So the CWC meeting expressed its serious concern over the plight of nearly half of the rural masses and has decided to work for an alternative plan of employment, for assets necessary to preserve their lives and livelihood, and for the worker peasant alliance to push forward an agenda of sustainable economic development which the present government at the centre and in many state seem not to care about.

Even in the last union budget, which followed in the wake of a severe drought in the many parts of country and floods in other parts, affecting half of the districts in the country, we saw the food subsidy slashed by Rs 424 crore. The fertiliser subsidy has been reduced by Rs 3000 crore, even after 10 per cent increase of urea price, and the rural development expenditure is down to an all time low of 3.7 per cent this year, compounding the crisis.

The Mahatma Gandhi National Rural Employment Guarantee Act (MGNREGA), which started out with a budget of Rs 54 crore per district, is now floundering at about Rs 26 crore per district. Most of the states in the country have failed to provided even 37 days of work a year. In this regard, the CWC lauded Tripura’s performance as it provides one of the best examples of reaching the benefits of the scheme to our hard-pressed rural people. In many panchayats in Tripura, agricultural workers got 100 days of work. The AIAWU took up this matter in various states. In Andhra Pradesh, it organised movements in many districts; Tamilnadu too did good work in this regard after Tripura and Kerala.

The CWC meeting expressed serious concern over the unprecedented price rise of all essential commodities. At a time when food inflation has risen to nearly 18 per cent and there appears to be no attempts by the government to arrest this trend, the meeting appreciated the role of Kerala government in raising the quota system for the below-poverty-line (BPL) people, providing rice at Rs 2 per kg to all those who need it. The meeting criticised the central government for not taking any imitative to strengthen and expand the public distribution system (PDS) but comprising to abolish it and throw people at the mercy of the market forces. Instead of providing food from its huge buffer stock through the PDS, it has released food at subsidised rate to private traders who are making more profit by hording and creating unnatural scarcity instead of lowering the prices. The case of sugar price is a pointer.
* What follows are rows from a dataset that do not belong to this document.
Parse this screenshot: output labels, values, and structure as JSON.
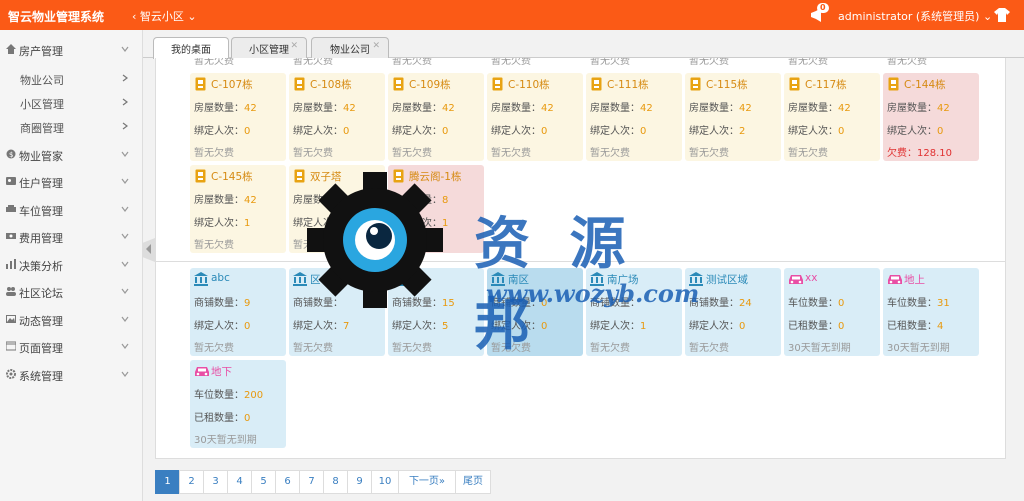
{
  "header": {
    "app_title": "智云物业管理系统",
    "community": "智云小区",
    "notifications": "0",
    "user": "administrator (系统管理员)"
  },
  "sidebar": {
    "items": [
      {
        "label": "房产管理",
        "icon": "home-icon"
      },
      {
        "label": "物业公司",
        "icon": ""
      },
      {
        "label": "小区管理",
        "icon": ""
      },
      {
        "label": "商圈管理",
        "icon": ""
      },
      {
        "label": "物业管家",
        "icon": "coin-icon"
      },
      {
        "label": "住户管理",
        "icon": "user-card-icon"
      },
      {
        "label": "车位管理",
        "icon": "car-icon"
      },
      {
        "label": "费用管理",
        "icon": "money-icon"
      },
      {
        "label": "决策分析",
        "icon": "chart-icon"
      },
      {
        "label": "社区论坛",
        "icon": "users-icon"
      },
      {
        "label": "动态管理",
        "icon": "picture-icon"
      },
      {
        "label": "页面管理",
        "icon": "page-icon"
      },
      {
        "label": "系统管理",
        "icon": "gear-icon"
      }
    ]
  },
  "tabs": [
    {
      "label": "我的桌面"
    },
    {
      "label": "小区管理"
    },
    {
      "label": "物业公司"
    }
  ],
  "partial_row": [
    "暂无欠费",
    "暂无欠费",
    "暂无欠费",
    "暂无欠费",
    "暂无欠费",
    "暂无欠费",
    "暂无欠费",
    "暂无欠费"
  ],
  "buildings": [
    {
      "name": "C-107栋",
      "l1": "房屋数量：",
      "v1": "42",
      "l2": "绑定人次：",
      "v2": "0",
      "s": "暂无欠费"
    },
    {
      "name": "C-108栋",
      "l1": "房屋数量：",
      "v1": "42",
      "l2": "绑定人次：",
      "v2": "0",
      "s": "暂无欠费"
    },
    {
      "name": "C-109栋",
      "l1": "房屋数量：",
      "v1": "42",
      "l2": "绑定人次：",
      "v2": "0",
      "s": "暂无欠费"
    },
    {
      "name": "C-110栋",
      "l1": "房屋数量：",
      "v1": "42",
      "l2": "绑定人次：",
      "v2": "0",
      "s": "暂无欠费"
    },
    {
      "name": "C-111栋",
      "l1": "房屋数量：",
      "v1": "42",
      "l2": "绑定人次：",
      "v2": "0",
      "s": "暂无欠费"
    },
    {
      "name": "C-115栋",
      "l1": "房屋数量：",
      "v1": "42",
      "l2": "绑定人次：",
      "v2": "2",
      "s": "暂无欠费"
    },
    {
      "name": "C-117栋",
      "l1": "房屋数量：",
      "v1": "42",
      "l2": "绑定人次：",
      "v2": "0",
      "s": "暂无欠费"
    },
    {
      "name": "C-144栋",
      "l1": "房屋数量：",
      "v1": "42",
      "l2": "绑定人次：",
      "v2": "0",
      "s": "欠费：128.10"
    },
    {
      "name": "C-145栋",
      "l1": "房屋数量：",
      "v1": "42",
      "l2": "绑定人次：",
      "v2": "1",
      "s": "暂无欠费"
    },
    {
      "name": "双子塔",
      "l1": "房屋数量：",
      "v1": "",
      "l2": "绑定人次：",
      "v2": "0",
      "s": "暂无欠费"
    },
    {
      "name": "腾云阁-1栋",
      "l1": "房屋数量：",
      "v1": "8",
      "l2": "绑定人次：",
      "v2": "1",
      "s": ""
    }
  ],
  "shops": [
    {
      "name": "abc",
      "l1": "商铺数量：",
      "v1": "9",
      "l2": "绑定人次：",
      "v2": "0",
      "s": "暂无欠费"
    },
    {
      "name": "区",
      "l1": "商铺数量：",
      "v1": "",
      "l2": "绑定人次：",
      "v2": "7",
      "s": "暂无欠费"
    },
    {
      "name": "场",
      "l1": "商铺数量：",
      "v1": "15",
      "l2": "绑定人次：",
      "v2": "5",
      "s": "暂无欠费"
    },
    {
      "name": "南区",
      "l1": "商铺数量：",
      "v1": "0",
      "l2": "绑定人次：",
      "v2": "0",
      "s": "暂无欠费"
    },
    {
      "name": "南广场",
      "l1": "商铺数量：",
      "v1": "",
      "l2": "绑定人次：",
      "v2": "1",
      "s": "暂无欠费"
    },
    {
      "name": "测试区域",
      "l1": "商铺数量：",
      "v1": "24",
      "l2": "绑定人次：",
      "v2": "0",
      "s": "暂无欠费"
    }
  ],
  "parkings": [
    {
      "name": "xx",
      "l1": "车位数量：",
      "v1": "0",
      "l2": "已租数量：",
      "v2": "0",
      "s": "30天暂无到期"
    },
    {
      "name": "地上",
      "l1": "车位数量：",
      "v1": "31",
      "l2": "已租数量：",
      "v2": "4",
      "s": "30天暂无到期"
    },
    {
      "name": "地下",
      "l1": "车位数量：",
      "v1": "200",
      "l2": "已租数量：",
      "v2": "0",
      "s": "30天暂无到期"
    }
  ],
  "pagination": {
    "pages": [
      "1",
      "2",
      "3",
      "4",
      "5",
      "6",
      "7",
      "8",
      "9",
      "10"
    ],
    "next": "下一页»",
    "last": "尾页",
    "current": "1"
  },
  "watermark": {
    "text": "资 源 邦",
    "url": "www.wozyb.com"
  },
  "colors": {
    "header": "#fb5a16",
    "building_card": "#fcf6e2",
    "owed_card": "#f5dada",
    "shop_card": "#d9edf7",
    "accent": "#3a7fc1"
  }
}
Besides the above economic aspects of rural poor, the meeting expressed its solidarity with government of West Bengal which is facing all out from all reactionary forces and also battling to self styled Maoist menace creating panic among rural masses with shameless support from the elements who are past of the UPA government. It is to the credit of West Bengal government that the has not deteriorated in Bengal as in Jharkhand and Chhatisgarh.
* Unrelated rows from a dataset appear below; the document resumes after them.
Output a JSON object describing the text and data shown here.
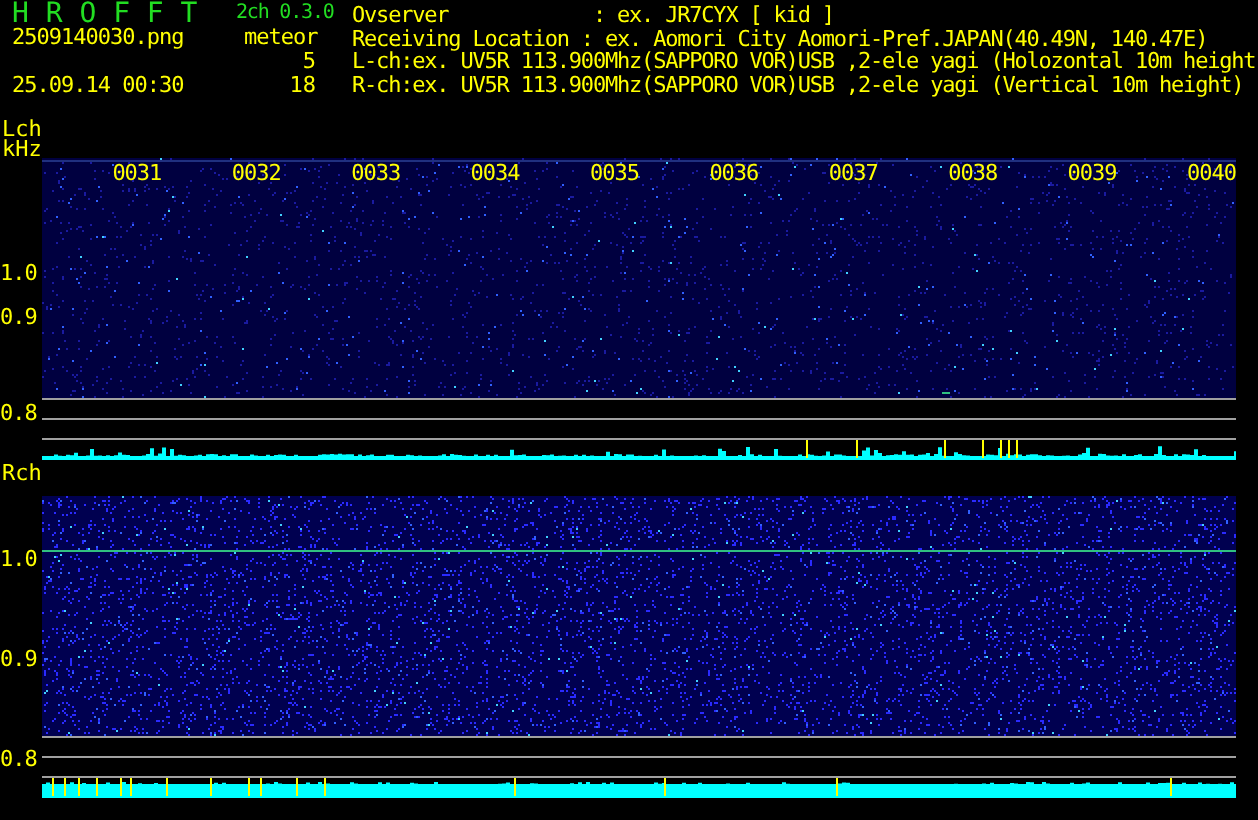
{
  "header": {
    "title": "H R O F F T",
    "version": "2ch 0.3.0",
    "file": "2509140030.png",
    "date": "25.09.14 00:30",
    "meteor_label": "meteor",
    "counts": [
      "5",
      "18"
    ],
    "info": [
      {
        "label": "Ovserver            : ",
        "value": "ex. JR7CYX [ kid ]"
      },
      {
        "label": "Receiving Location : ",
        "value": "ex. Aomori City Aomori-Pref.JAPAN(40.49N, 140.47E)"
      },
      {
        "label": "L-ch:",
        "value": "ex. UV5R 113.900Mhz(SAPPORO VOR)USB ,2-ele yagi (Holozontal 10m height"
      },
      {
        "label": "R-ch:",
        "value": "ex. UV5R 113.900Mhz(SAPPORO VOR)USB ,2-ele yagi (Vertical 10m height)"
      }
    ]
  },
  "channels": [
    {
      "name": "Lch",
      "unit": "kHz",
      "times": [
        "0031",
        "0032",
        "0033",
        "0034",
        "0035",
        "0036",
        "0037",
        "0038",
        "0039",
        "0040"
      ],
      "yticks": [
        "1.0",
        "0.9",
        "0.8"
      ]
    },
    {
      "name": "Rch",
      "yticks": [
        "1.0",
        "0.9",
        "0.8"
      ]
    }
  ]
}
In this context, the meeting reviewed the organisational situation. The activists of our union has increased to some extent. During last 6th All India conference union activities were spread in 177 district of 12 states. During last three years, the union reached the rural masses of 198 districts of those 12 states. The membership also increased and it will is expected to reach 5 million in this current year.
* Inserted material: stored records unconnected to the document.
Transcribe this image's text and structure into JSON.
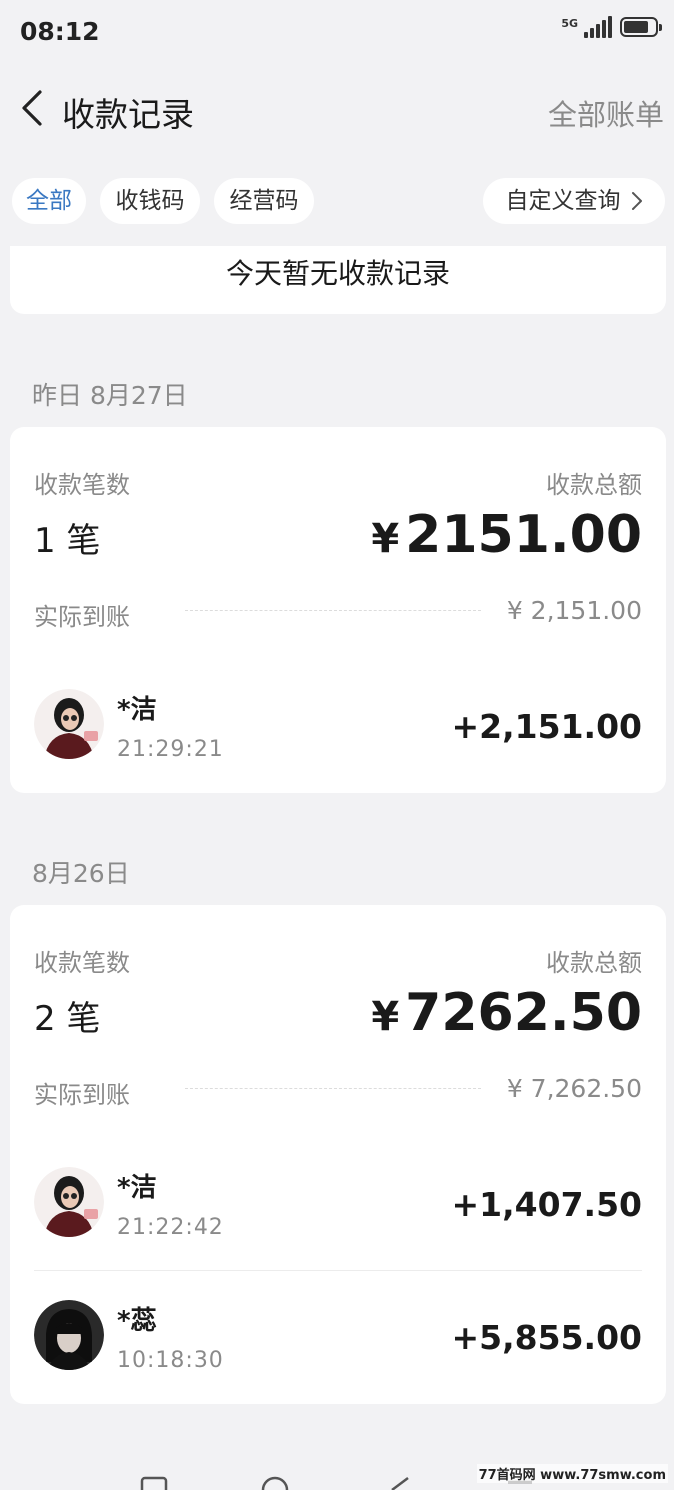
{
  "status_bar": {
    "time": "08:12",
    "network": "5G"
  },
  "header": {
    "title": "收款记录",
    "right_action": "全部账单"
  },
  "filters": {
    "chips": [
      "全部",
      "收钱码",
      "经营码"
    ],
    "custom_query": "自定义查询"
  },
  "today": {
    "empty_text": "今天暂无收款记录"
  },
  "groups": [
    {
      "date_label": "昨日 8月27日",
      "count_label": "收款笔数",
      "total_label": "收款总额",
      "count": "1 笔",
      "currency": "¥",
      "total": "2151.00",
      "actual_label": "实际到账",
      "actual_value": "¥ 2,151.00",
      "payments": [
        {
          "name": "*洁",
          "time": "21:29:21",
          "amount": "+2,151.00"
        }
      ]
    },
    {
      "date_label": "8月26日",
      "count_label": "收款笔数",
      "total_label": "收款总额",
      "count": "2 笔",
      "currency": "¥",
      "total": "7262.50",
      "actual_label": "实际到账",
      "actual_value": "¥ 7,262.50",
      "payments": [
        {
          "name": "*洁",
          "time": "21:22:42",
          "amount": "+1,407.50"
        },
        {
          "name": "*蕊",
          "time": "10:18:30",
          "amount": "+5,855.00"
        }
      ]
    }
  ],
  "watermark": "77首码网 www.77smw.com",
  "colors": {
    "accent": "#3a78c2",
    "background": "#f2f2f4",
    "card": "#ffffff",
    "secondary_text": "#8a8a8a"
  }
}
The 7th All India conference will be held from July 17 to 19, 2010 at Trichipally district of Tamilnadu. The preparation is in full swing. Before that all state level conference will be completed by the month of June. Lower level conference are going on in different state. The meeting discussed the perspective of the organisation to be decided in the seventh conference in the serious condition of crisis our agrarian economic in engulfed today.

In these conditions, this is no alternative to relentless struggles until the forces then rule the country to day have to change their policies. They will not do so easily. So we call upon all agricultural workers to join the left, in the massive “Jail Bharo” movement being launched on April 8. We have no other alternative but to fight for work, food and self-respect. And the union had decided to through itself into independent and joint struggles under the leadership of our organisation in all states in the country.